What you need to do:
Would you copy the lines below exactly and omit the images?

*** Input material ***

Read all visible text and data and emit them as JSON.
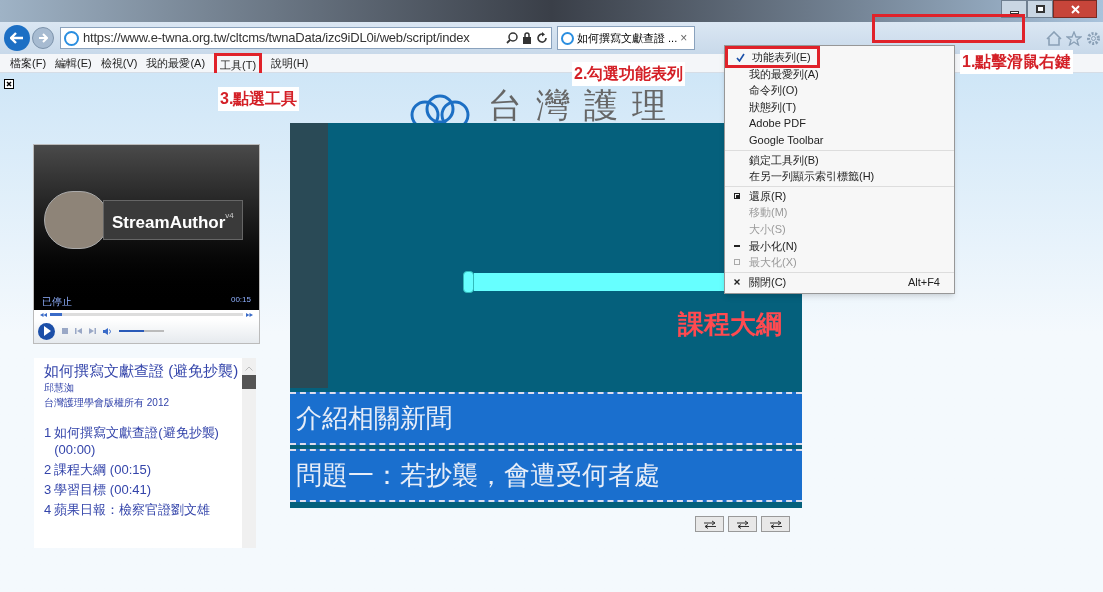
{
  "browser": {
    "url": "https://www.e-twna.org.tw/cltcms/twnaData/izc9iDL0i/web/script/index",
    "tab_title": "如何撰寫文獻查證 ...",
    "tab_close": "×",
    "menu": [
      "檔案(F)",
      "編輯(E)",
      "檢視(V)",
      "我的最愛(A)",
      "工具(T)",
      "說明(H)"
    ]
  },
  "site_header": "台灣護理",
  "player": {
    "logo": "StreamAuthor",
    "version": "v4",
    "status": "已停止",
    "time": "00:15",
    "progress": {
      "level": 0.06
    },
    "volume": {
      "level": 0.55
    }
  },
  "outline": {
    "title": "如何撰寫文獻查證 (避免抄襲)",
    "author": "邱慧洳",
    "copyright": "台灣護理學會版權所有 2012",
    "chapters": [
      {
        "number": "1",
        "title": "如何撰寫文獻查證(避免抄襲) (00:00)"
      },
      {
        "number": "2",
        "title": "課程大綱 (00:15)"
      },
      {
        "number": "3",
        "title": "學習目標 (00:41)"
      },
      {
        "number": "4",
        "title": "蘋果日報：檢察官證劉文雄"
      }
    ]
  },
  "slide": {
    "heading": "課程大綱",
    "bands": [
      "介紹相關新聞",
      "問題一：若抄襲，會遭受何者處"
    ]
  },
  "context_menu": {
    "groups": [
      [
        {
          "kind": "check",
          "label": "功能表列(E)",
          "checked": true,
          "disabled": false
        },
        {
          "kind": "check",
          "label": "我的最愛列(A)",
          "checked": false,
          "disabled": false
        },
        {
          "kind": "check",
          "label": "命令列(O)",
          "checked": false,
          "disabled": false
        },
        {
          "kind": "check",
          "label": "狀態列(T)",
          "checked": false,
          "disabled": false
        },
        {
          "kind": "check",
          "label": "Adobe PDF",
          "checked": false,
          "disabled": false
        },
        {
          "kind": "check",
          "label": "Google Toolbar",
          "checked": false,
          "disabled": false
        }
      ],
      [
        {
          "kind": "check",
          "label": "鎖定工具列(B)",
          "checked": false,
          "disabled": false
        },
        {
          "kind": "check",
          "label": "在另一列顯示索引標籤(H)",
          "checked": false,
          "disabled": false
        }
      ],
      [
        {
          "kind": "restore",
          "label": "還原(R)",
          "disabled": false
        },
        {
          "kind": "plain",
          "label": "移動(M)",
          "disabled": true
        },
        {
          "kind": "plain",
          "label": "大小(S)",
          "disabled": true
        },
        {
          "kind": "minimize",
          "label": "最小化(N)",
          "disabled": false
        },
        {
          "kind": "maximize",
          "label": "最大化(X)",
          "disabled": true
        }
      ],
      [
        {
          "kind": "close",
          "label": "關閉(C)",
          "shortcut": "Alt+F4",
          "disabled": false
        }
      ]
    ]
  },
  "annotations": [
    "1.點擊滑鼠右鍵",
    "2.勾選功能表列",
    "3.點選工具"
  ]
}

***

Result:
Read all visible text and data and emit them as JSON.
{
  "browser": {
    "url": "https://www.e-twna.org.tw/cltcms/twnaData/izc9iDL0i/web/script/index",
    "tab_title": "如何撰寫文獻查證 ...",
    "tab_close": "×",
    "menu": [
      "檔案(F)",
      "編輯(E)",
      "檢視(V)",
      "我的最愛(A)",
      "工具(T)",
      "說明(H)"
    ]
  },
  "site_header": "台灣護理",
  "player": {
    "logo": "StreamAuthor",
    "version": "v4",
    "status": "已停止",
    "time": "00:15",
    "progress": {
      "level": 0.06
    },
    "volume": {
      "level": 0.55
    }
  },
  "outline": {
    "title": "如何撰寫文獻查證 (避免抄襲)",
    "author": "邱慧洳",
    "copyright": "台灣護理學會版權所有 2012",
    "chapters": [
      {
        "number": "1",
        "title": "如何撰寫文獻查證(避免抄襲) (00:00)"
      },
      {
        "number": "2",
        "title": "課程大綱 (00:15)"
      },
      {
        "number": "3",
        "title": "學習目標 (00:41)"
      },
      {
        "number": "4",
        "title": "蘋果日報：檢察官證劉文雄"
      }
    ]
  },
  "slide": {
    "heading": "課程大綱",
    "bands": [
      "介紹相關新聞",
      "問題一：若抄襲，會遭受何者處"
    ]
  },
  "context_menu": {
    "groups": [
      [
        {
          "kind": "check",
          "label": "功能表列(E)",
          "checked": true,
          "disabled": false
        },
        {
          "kind": "check",
          "label": "我的最愛列(A)",
          "checked": false,
          "disabled": false
        },
        {
          "kind": "check",
          "label": "命令列(O)",
          "checked": false,
          "disabled": false
        },
        {
          "kind": "check",
          "label": "狀態列(T)",
          "checked": false,
          "disabled": false
        },
        {
          "kind": "check",
          "label": "Adobe PDF",
          "checked": false,
          "disabled": false
        },
        {
          "kind": "check",
          "label": "Google Toolbar",
          "checked": false,
          "disabled": false
        }
      ],
      [
        {
          "kind": "check",
          "label": "鎖定工具列(B)",
          "checked": false,
          "disabled": false
        },
        {
          "kind": "check",
          "label": "在另一列顯示索引標籤(H)",
          "checked": false,
          "disabled": false
        }
      ],
      [
        {
          "kind": "restore",
          "label": "還原(R)",
          "disabled": false
        },
        {
          "kind": "plain",
          "label": "移動(M)",
          "disabled": true
        },
        {
          "kind": "plain",
          "label": "大小(S)",
          "disabled": true
        },
        {
          "kind": "minimize",
          "label": "最小化(N)",
          "disabled": false
        },
        {
          "kind": "maximize",
          "label": "最大化(X)",
          "disabled": true
        }
      ],
      [
        {
          "kind": "close",
          "label": "關閉(C)",
          "shortcut": "Alt+F4",
          "disabled": false
        }
      ]
    ]
  },
  "annotations": [
    "1.點擊滑鼠右鍵",
    "2.勾選功能表列",
    "3.點選工具"
  ]
}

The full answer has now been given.